If you don’t know ahead of time it may come as a surprise to you that Quentin Tarantino does not direct the new action film “Smokin Aces”. That is certainly high praise for writer/director Joe Carnahan and it is praise that is well earned. Carnahan has the knack of shocking his audience with scenes of brutal violence but making the violence part of the scene so it is believable and makes sense within the confines of the action of the moment. Carnahan makes sure to almost hypnotize his audience with his violent vision and keep us highly entertained for almost two hours. This is a rare studio film opening in one of the worst months for movies that is truly exciting and entertaining. And it isn’t for the faint of heart. Its violence is strong and unbiased.
“Smokin Aces” tells the story of one Buddy “Aces” Israel, a Las Vegas performer so popular he is being introduced on stage by none other then Wayne Newton himself. Buddy is at the top of his game at magic tricks and has the habit of having a deck of cards handy where he performs sleight of hand tricks without ever breaking eye contact as he converses.

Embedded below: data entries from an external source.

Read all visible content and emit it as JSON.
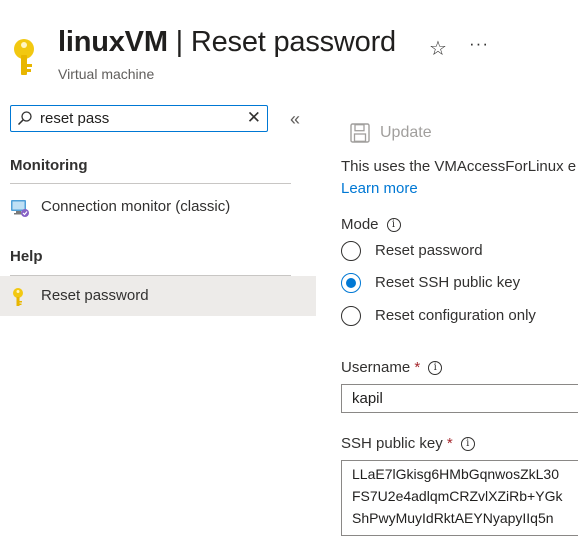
{
  "header": {
    "resource_name": "linuxVM",
    "separator": "|",
    "blade_title": "Reset password",
    "subtitle": "Virtual machine",
    "icons": [
      "key-icon",
      "star-icon",
      "more-icon"
    ]
  },
  "menu": {
    "search": {
      "value": "reset pass",
      "placeholder": ""
    },
    "sections": [
      {
        "header": "Monitoring",
        "items": [
          {
            "label": "Connection monitor (classic)",
            "icon": "connection-monitor-icon",
            "selected": false
          }
        ]
      },
      {
        "header": "Help",
        "items": [
          {
            "label": "Reset password",
            "icon": "key-icon",
            "selected": true
          }
        ]
      }
    ]
  },
  "toolbar": {
    "update_label": "Update",
    "update_enabled": false
  },
  "content": {
    "description": "This uses the VMAccessForLinux e",
    "learn_more": "Learn more",
    "mode": {
      "label": "Mode",
      "options": [
        "Reset password",
        "Reset SSH public key",
        "Reset configuration only"
      ],
      "selected": "Reset SSH public key"
    },
    "username": {
      "label": "Username",
      "required_mark": "*",
      "value": "kapil"
    },
    "ssh_key": {
      "label": "SSH public key",
      "required_mark": "*",
      "lines": [
        "LLaE7lGkisg6HMbGqnwosZkL30",
        "FS7U2e4adlqmCRZvlXZiRb+YGk",
        "ShPwyMuyIdRktAEYNyapyIIq5n"
      ]
    }
  },
  "colors": {
    "accent": "#0078d4",
    "required": "#a4262c",
    "selected_bg": "#edebe9",
    "disabled": "#a19f9d"
  }
}
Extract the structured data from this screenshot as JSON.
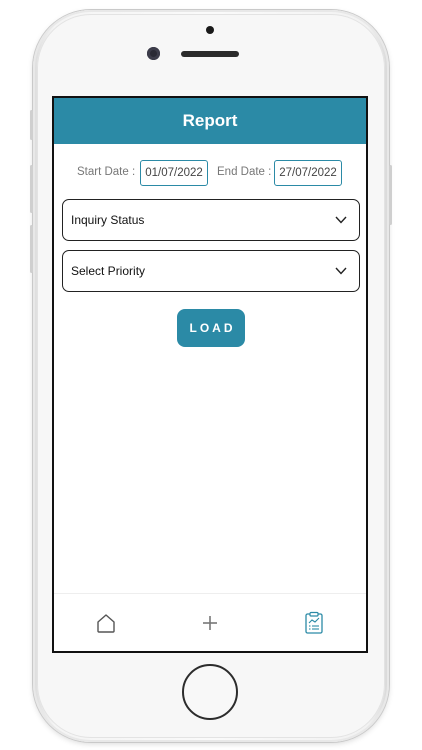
{
  "header": {
    "title": "Report"
  },
  "filters": {
    "start_date_label": "Start Date :",
    "start_date_value": "01/07/2022",
    "end_date_label": "End Date :",
    "end_date_value": "27/07/2022"
  },
  "selects": {
    "inquiry_status": "Inquiry Status",
    "priority": "Select Priority"
  },
  "actions": {
    "load_label": "LOAD"
  },
  "bottom_nav": {
    "items": [
      {
        "icon": "home-icon"
      },
      {
        "icon": "plus-icon"
      },
      {
        "icon": "report-clipboard-icon",
        "active": true
      }
    ]
  },
  "colors": {
    "accent": "#2b8aa6",
    "text": "#111111",
    "muted": "#777777"
  }
}
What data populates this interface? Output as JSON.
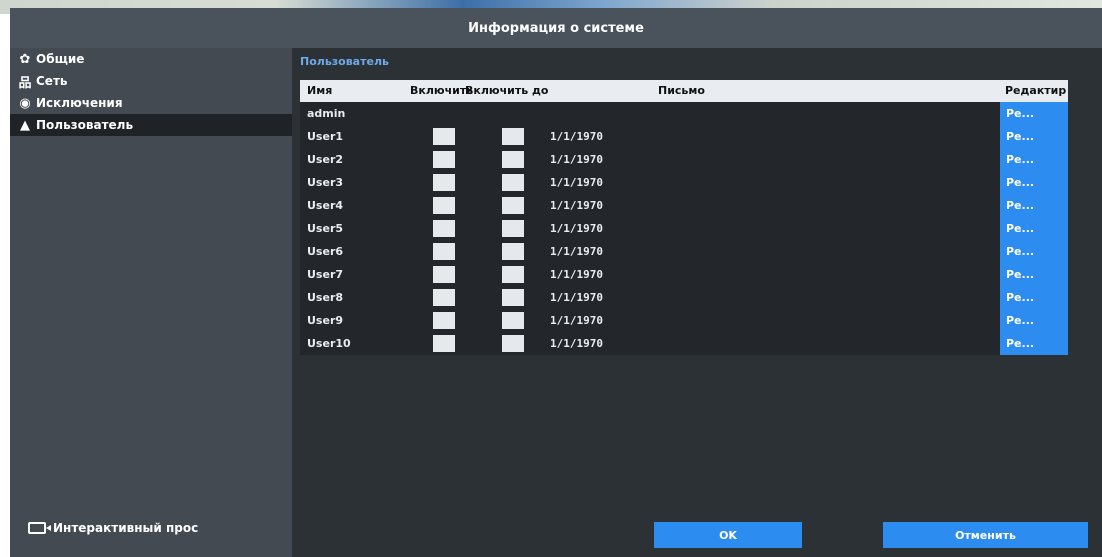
{
  "window": {
    "title": "Информация о системе"
  },
  "sidebar": {
    "items": [
      {
        "label": "Общие",
        "icon": "gear-icon",
        "glyph": "✿"
      },
      {
        "label": "Сеть",
        "icon": "network-icon",
        "glyph": "品"
      },
      {
        "label": "Исключения",
        "icon": "eye-icon",
        "glyph": "◉"
      },
      {
        "label": "Пользователь",
        "icon": "warning-icon",
        "glyph": "▲"
      }
    ],
    "active_index": 3,
    "live_view_label": "Интерактивный прос"
  },
  "main": {
    "section_title": "Пользователь",
    "table": {
      "headers": {
        "name": "Имя",
        "enable": "Включить",
        "enable_until": "Включить до",
        "email": "Письмо",
        "edit": "Редактир"
      },
      "rows": [
        {
          "name": "admin",
          "date": "",
          "edit": "Pe..."
        },
        {
          "name": "User1",
          "date": "1/1/1970",
          "edit": "Pe..."
        },
        {
          "name": "User2",
          "date": "1/1/1970",
          "edit": "Pe..."
        },
        {
          "name": "User3",
          "date": "1/1/1970",
          "edit": "Pe..."
        },
        {
          "name": "User4",
          "date": "1/1/1970",
          "edit": "Pe..."
        },
        {
          "name": "User5",
          "date": "1/1/1970",
          "edit": "Pe..."
        },
        {
          "name": "User6",
          "date": "1/1/1970",
          "edit": "Pe..."
        },
        {
          "name": "User7",
          "date": "1/1/1970",
          "edit": "Pe..."
        },
        {
          "name": "User8",
          "date": "1/1/1970",
          "edit": "Pe..."
        },
        {
          "name": "User9",
          "date": "1/1/1970",
          "edit": "Pe..."
        },
        {
          "name": "User10",
          "date": "1/1/1970",
          "edit": "Pe..."
        }
      ]
    }
  },
  "footer": {
    "ok_label": "OK",
    "cancel_label": "Отменить"
  },
  "colors": {
    "accent": "#2c8cf0",
    "section_title": "#6ea9e8",
    "header_bg": "#e9edf2",
    "panel_bg": "#2c3136",
    "sidebar_bg": "#444a51",
    "titlebar_bg": "#4a525b"
  }
}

Buddy, much like Frank Sinatra, gets his feet wet in the mafia underworld but, unlike Sinatra, gets greedy and demands more of the piece of the pie. Buddy eventually gets too big for his own magical britches and angers the big boys that helped him get in on the action. Buddy agrees to betray these big boys to the Feds in exchange for a new life in the witness relocation program.
Primo Sparazza, Buddy’s former mentor, is too old and too ill to worry about jail and announces that he wants Buddy dead and offers a $1 million bounty to anyone who brings Buddy’s heart as proof the deed is done.
This gets the film’s main plot in motion as the chase begins. The FBI, headed by a tough deputy (Andy Garcia), dispatches agents Ray Liotta and Ryan Reynolds to Lake Tahoe, where Buddy is in hiding in a resort penthouse. They need to get there before the mob does. Or anyone else.
Carnahan then introduces us to a series of killers who have all received word of the bounty on Buddy and all intend on collecting. This is an odd but eclectic group and each has their own distinct and unique method of killing.
Most interesting, and frightening, may be a group of three men known as the Tremors. They look like skinheads and freely use anything from high-powered weapons to chainsaws to take care of their victims or anyone that stands in their way.
Singer Alicia Keys makes her screen debut as a lesbian hit woman who used the power of sex to get close to her victims. Keys makes an impressive debut and appears to have another avenue of success ahead of her should she choose to accept it.
Two more hit men added to the mix include Acosta, a man who specializes in torture, and Soot, who kills his victims and then makes molds of their faces so he can convincingly disguise himself to gain access to his victim.
Added to the mix is Ben Affleck in a role that reminds us (after his strong turn as George Reeves in “Hollywoodland”) that there are still some acting chops left inside him. Here he plays a bail bondsman hired by a desperate, cross dressing attorney (nicely played by Jason Bateman, in an all too brief role) to find the bail-jumping Buddy. He brings along two cohorts to saddle Buddy and encounter some very unexpected obstacles. Affleck’s brief scene with one of the Tremor boys is a highlight.
As everyone starts to converge on the resort in Lake Tahoe, along with some unsuspecting security guards and hookers, gunplay and bloodshed come to the forefront as each killer tries to take a step closer to the bounty while the unsuspecting Buddy whiles away the day waiting for sex and drugs.
The performances here are all first rate. Jeremy Piven is spot on as the apparently doomed performer who got too much too soon and wanted more at any price. Ray Liotta reminds us that he is a compelling performer in the right role and Ryan Reynolds, heretofore known for mostly gross out comedies like “Waiting,” is quite good as Liotta’s partner who wants an explanation for everything and still believes that what is right is right.
Carnahan does a terrific job of juggling each story back and forth without ever getting too bogged down in one story and forgetting the others. He has a knack for action scenes (there is one brilliant sequence when two foes realize who the other is in an elevator) and keeps things moving with a tight script. He even throws in a nice twist at the end that is completely unexpected but totally convincing.
“Smokin Aces” is the kind of film you expect to see playing at theaters during the summer. Then again, maybe not. This film is action packed and violent but it is also intelligent and extremely well made.
How often do you think that about an action movie while putting a coat and gloves on?